According to newly disclosed records, the Harris County assistant district attorney who prosecuted Texas death-row exoneree Alfred DeWayne Brown was aware of phone records that corroborated Brown's assertion of innocence long before the case went to trial, but withheld the records from the defense and intimidated a witness who original testimony was supported by the records into falsely testifying against Brown. Brown was convicted and sentenced to death in 2005 for the murders of a Houston police officer and a store clerk during a 2003 robbery. No physical evidence linked him to the murders and he consistently maintained that he had been at his girlfriend's apartment when the murders occurred. Brown won a new trial in 2014 after police investigator Breck McDaniel discovered copies of the phone records in his garage. At the time, prosecutors said that the records had been inadvertently misplaced. However, an email that was released by the Harris County district attorney's office on March 2 in response to a civil suit filed by Brown shows that McDaniel alerted former Harris County prosecutor Dan Rizzo to the existence of the records on April 22, 2003, the day after his girlfriend, Erica Dockery, had told the grand jury that Brown had called her from her apartment. McDaniel told Rizzo in the email that he had obtained Dockery’s phone records “hoping that it would clearly refute Erica’s claim that she received a call at work” from Brown. Instead, McDaniel said, “the call detail records from the apartment shows that the home phone dialed Erica's place of employment” twice on the morning of the killing and that Dockery had called Brown back from work.
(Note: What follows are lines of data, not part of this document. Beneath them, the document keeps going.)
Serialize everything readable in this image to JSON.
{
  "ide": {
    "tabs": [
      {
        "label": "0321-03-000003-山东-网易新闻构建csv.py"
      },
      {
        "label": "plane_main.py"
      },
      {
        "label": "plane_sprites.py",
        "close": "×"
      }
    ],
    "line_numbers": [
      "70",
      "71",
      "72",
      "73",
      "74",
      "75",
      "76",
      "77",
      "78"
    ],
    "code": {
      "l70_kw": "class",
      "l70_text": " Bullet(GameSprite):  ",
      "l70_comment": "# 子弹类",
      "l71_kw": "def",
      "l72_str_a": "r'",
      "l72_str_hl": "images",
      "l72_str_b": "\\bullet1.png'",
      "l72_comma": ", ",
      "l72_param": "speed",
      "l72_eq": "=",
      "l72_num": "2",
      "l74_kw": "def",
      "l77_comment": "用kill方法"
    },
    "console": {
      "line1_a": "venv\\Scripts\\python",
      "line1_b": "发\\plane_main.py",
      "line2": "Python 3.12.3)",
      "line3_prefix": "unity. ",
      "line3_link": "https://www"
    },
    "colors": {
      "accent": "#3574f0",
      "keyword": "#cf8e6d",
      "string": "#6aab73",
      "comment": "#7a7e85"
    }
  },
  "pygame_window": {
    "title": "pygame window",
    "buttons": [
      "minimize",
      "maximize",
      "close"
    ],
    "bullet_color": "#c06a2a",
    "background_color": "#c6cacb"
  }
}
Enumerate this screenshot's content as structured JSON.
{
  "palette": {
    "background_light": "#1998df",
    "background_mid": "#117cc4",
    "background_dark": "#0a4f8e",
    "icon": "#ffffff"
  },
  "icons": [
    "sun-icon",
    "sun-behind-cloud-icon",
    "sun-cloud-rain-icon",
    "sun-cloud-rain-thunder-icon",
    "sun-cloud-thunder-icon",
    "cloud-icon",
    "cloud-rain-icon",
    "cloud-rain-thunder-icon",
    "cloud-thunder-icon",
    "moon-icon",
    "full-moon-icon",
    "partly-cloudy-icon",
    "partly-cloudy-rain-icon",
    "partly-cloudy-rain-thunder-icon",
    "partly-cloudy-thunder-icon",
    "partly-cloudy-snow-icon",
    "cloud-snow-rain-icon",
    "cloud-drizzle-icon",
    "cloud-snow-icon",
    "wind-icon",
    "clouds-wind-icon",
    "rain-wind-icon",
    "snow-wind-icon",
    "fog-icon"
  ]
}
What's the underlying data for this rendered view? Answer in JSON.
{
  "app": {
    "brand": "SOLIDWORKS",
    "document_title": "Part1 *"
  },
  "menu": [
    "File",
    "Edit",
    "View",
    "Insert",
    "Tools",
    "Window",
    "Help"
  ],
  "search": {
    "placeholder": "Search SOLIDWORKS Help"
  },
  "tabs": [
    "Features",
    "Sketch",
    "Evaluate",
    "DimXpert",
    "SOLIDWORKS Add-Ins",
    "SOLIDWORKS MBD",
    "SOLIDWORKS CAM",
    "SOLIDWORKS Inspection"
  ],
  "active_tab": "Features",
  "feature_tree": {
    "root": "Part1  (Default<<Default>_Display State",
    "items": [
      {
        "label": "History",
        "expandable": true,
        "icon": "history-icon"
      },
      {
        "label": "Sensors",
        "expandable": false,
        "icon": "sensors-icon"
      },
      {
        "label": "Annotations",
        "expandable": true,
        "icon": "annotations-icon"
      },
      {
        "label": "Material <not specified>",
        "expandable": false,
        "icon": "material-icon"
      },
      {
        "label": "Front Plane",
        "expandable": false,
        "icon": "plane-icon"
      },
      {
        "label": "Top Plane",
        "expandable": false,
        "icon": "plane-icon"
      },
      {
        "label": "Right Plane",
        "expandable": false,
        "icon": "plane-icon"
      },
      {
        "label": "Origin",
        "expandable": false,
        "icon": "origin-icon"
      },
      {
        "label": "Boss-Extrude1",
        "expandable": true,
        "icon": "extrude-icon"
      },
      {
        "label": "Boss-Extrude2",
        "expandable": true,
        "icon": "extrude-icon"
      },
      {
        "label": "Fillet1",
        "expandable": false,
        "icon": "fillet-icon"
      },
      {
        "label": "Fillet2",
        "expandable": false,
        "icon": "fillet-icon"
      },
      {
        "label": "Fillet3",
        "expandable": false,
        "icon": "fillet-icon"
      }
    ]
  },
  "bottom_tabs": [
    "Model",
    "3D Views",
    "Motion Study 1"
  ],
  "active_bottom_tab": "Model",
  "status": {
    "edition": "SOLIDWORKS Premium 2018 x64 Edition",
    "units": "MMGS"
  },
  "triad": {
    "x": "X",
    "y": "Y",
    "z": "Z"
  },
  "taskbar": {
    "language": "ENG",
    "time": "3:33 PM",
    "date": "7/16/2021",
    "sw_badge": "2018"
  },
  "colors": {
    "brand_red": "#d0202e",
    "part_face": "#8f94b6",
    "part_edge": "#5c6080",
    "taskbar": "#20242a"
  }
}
A Pulitzer-Prize-winning Houston Chronicle investigation revealed in July 2014 that, after her testimony, a police officer who served as the grand jury foreman in the case threatened Dockery with perjury for supporting Brown's alibi. Then—after Rizzo had received the email confirming the truthfulness of Dockery’s testimony—prosecutors jailed Dockery for seven weeks until she changed her testimony to implicate Brown. After Brown was exonerated, he applied for approximately $1.9 million in cash and annuity payments under Texas’ exoneration compensation law. Prosecutors claimed that the court proceedings leading to Brown’s release did not constitute a determination that he was “actually innocent,” and his application was rejected in April 2016. Cate Edwards, Brown’s lawyer in the civil case, called the email revelations “horrifying.” Brian Stolarz, who represented Brown in the appeals leading to his exoneration, called the disclosures “[v]indication.” He said he was “sickened and disheartened” that “[o]nly now, after a civil lawsuit, does the whole truth finally come out.’ But he said he was “encouraged that Dewayne is vindicated and his long journey to justice is near the end.” Harris County District Attorney Kim Ogg, who took office in November 2016 on a platform of criminal justice reform, issued a statement saying that “The Texas Disciplinary Rules of Professional Conduct require that ‘the appropriate disciplinary authority’ shall be informed when a lawyer becomes aware that another lawyer has committed a violation of applicable rules of professional conduct that raises a substantial question as to the lawyer’s honesty, trustworthiness or fitness as a lawyer in all other respects.” The statement said “the Harris County District Attorney’s Office will notify the State Bar of Texas of the newly discovered evidence so that it may investigate the prosecutor’s professional conduct while handling the Brown case.”